* TO DO *
Only lines with the word "JSON" are wanted; copy each of them from the listing below.
§ §
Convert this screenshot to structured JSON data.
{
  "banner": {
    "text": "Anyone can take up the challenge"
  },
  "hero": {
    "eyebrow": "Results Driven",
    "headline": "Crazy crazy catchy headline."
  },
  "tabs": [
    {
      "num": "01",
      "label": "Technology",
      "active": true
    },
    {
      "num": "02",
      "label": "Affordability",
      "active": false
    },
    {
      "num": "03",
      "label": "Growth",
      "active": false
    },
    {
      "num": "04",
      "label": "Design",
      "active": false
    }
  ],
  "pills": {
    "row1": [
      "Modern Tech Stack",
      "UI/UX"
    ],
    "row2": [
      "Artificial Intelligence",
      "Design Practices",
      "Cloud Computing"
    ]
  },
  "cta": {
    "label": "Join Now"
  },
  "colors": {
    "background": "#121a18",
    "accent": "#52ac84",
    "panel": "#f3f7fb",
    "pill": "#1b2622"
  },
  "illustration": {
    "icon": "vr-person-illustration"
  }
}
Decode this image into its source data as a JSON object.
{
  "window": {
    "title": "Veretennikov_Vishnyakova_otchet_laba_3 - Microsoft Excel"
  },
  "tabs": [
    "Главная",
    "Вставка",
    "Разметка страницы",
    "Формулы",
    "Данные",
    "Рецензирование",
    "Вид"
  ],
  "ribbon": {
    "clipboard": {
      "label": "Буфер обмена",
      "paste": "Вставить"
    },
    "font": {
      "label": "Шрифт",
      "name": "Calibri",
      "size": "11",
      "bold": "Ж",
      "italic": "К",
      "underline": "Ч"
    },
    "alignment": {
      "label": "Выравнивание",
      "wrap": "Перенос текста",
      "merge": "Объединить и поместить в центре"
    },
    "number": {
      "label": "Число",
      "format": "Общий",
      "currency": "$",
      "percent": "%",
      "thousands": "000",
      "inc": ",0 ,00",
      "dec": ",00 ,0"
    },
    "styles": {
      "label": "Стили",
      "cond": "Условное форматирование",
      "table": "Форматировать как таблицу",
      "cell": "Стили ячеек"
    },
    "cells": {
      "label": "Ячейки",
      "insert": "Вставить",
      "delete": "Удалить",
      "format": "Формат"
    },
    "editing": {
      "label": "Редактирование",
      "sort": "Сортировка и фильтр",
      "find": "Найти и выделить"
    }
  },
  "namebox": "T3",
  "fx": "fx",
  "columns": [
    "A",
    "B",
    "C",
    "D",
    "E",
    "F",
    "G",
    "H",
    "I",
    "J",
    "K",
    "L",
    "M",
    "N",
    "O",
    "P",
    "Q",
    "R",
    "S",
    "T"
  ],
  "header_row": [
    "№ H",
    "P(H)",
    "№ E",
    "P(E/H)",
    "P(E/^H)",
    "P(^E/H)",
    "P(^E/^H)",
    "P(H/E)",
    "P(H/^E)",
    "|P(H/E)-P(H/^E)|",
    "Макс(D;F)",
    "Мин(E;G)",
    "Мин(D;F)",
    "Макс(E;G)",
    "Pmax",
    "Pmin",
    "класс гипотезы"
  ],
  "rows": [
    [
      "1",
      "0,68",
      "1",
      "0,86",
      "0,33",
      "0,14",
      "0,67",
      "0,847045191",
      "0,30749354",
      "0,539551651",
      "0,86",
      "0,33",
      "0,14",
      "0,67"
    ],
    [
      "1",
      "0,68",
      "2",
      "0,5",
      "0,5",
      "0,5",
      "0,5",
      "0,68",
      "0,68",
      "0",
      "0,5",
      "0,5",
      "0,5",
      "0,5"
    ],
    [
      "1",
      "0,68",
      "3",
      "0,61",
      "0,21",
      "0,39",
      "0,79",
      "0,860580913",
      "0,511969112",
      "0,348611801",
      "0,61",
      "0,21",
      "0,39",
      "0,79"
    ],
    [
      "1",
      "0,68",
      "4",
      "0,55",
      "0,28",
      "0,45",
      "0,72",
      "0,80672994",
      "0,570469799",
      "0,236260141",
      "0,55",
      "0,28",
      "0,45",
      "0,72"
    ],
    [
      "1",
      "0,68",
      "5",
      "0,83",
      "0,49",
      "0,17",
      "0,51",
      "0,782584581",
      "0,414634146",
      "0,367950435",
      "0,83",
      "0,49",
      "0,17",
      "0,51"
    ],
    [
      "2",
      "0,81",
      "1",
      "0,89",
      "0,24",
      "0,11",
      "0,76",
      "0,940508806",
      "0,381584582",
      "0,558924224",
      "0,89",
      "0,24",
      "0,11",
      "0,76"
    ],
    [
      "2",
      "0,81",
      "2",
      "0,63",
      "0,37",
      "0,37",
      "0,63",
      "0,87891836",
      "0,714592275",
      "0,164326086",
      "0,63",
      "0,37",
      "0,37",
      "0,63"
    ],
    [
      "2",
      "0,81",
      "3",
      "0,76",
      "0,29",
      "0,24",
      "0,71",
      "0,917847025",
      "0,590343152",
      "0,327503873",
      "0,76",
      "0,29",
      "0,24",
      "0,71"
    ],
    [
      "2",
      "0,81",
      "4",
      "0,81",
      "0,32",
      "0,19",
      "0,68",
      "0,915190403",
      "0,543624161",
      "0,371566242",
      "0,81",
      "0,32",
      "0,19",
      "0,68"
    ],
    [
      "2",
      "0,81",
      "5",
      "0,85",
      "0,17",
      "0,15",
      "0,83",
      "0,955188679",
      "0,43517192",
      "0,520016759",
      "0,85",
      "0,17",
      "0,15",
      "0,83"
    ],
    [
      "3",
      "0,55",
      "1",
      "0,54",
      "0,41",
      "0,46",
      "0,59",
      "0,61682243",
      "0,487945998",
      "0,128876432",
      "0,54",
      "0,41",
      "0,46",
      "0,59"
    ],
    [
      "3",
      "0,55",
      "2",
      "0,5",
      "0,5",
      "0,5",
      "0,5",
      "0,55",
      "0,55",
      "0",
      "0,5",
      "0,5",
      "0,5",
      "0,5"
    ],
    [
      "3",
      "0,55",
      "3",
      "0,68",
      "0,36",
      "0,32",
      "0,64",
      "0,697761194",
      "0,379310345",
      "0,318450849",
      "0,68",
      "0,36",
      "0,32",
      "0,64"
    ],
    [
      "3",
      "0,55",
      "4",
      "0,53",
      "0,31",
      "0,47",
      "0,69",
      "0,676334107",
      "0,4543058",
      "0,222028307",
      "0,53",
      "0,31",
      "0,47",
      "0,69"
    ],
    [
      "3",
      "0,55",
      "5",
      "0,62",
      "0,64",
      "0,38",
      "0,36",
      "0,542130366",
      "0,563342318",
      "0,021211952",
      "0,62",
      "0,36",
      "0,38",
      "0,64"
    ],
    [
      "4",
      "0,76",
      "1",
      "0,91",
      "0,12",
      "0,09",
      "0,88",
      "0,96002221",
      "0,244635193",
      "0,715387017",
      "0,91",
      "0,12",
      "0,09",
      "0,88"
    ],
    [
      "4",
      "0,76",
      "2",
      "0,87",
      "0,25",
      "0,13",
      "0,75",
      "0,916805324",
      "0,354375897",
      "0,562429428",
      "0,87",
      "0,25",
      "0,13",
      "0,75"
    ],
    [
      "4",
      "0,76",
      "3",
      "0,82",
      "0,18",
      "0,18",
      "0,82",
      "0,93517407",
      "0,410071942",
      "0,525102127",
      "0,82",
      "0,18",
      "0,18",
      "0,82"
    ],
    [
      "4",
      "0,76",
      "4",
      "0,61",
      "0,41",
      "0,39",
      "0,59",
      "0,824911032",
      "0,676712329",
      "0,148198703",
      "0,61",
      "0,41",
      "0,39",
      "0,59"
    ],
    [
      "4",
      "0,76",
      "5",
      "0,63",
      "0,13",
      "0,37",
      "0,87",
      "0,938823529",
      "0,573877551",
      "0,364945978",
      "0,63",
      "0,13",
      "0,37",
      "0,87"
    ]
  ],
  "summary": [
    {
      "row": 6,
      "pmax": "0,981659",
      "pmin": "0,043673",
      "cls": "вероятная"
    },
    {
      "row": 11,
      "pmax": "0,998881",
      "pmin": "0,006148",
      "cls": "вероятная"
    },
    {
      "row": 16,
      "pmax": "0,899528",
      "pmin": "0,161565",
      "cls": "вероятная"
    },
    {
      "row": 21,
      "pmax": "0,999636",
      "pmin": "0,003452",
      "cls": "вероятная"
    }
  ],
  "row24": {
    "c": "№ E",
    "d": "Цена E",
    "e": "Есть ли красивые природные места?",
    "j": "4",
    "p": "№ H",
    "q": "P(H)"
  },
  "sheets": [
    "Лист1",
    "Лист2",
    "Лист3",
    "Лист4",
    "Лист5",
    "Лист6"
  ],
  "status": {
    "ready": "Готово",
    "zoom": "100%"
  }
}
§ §
* OUTPUT BELOW *
Convert this screenshot to structured JSON data.
Decode this image into its source data as a JSON object.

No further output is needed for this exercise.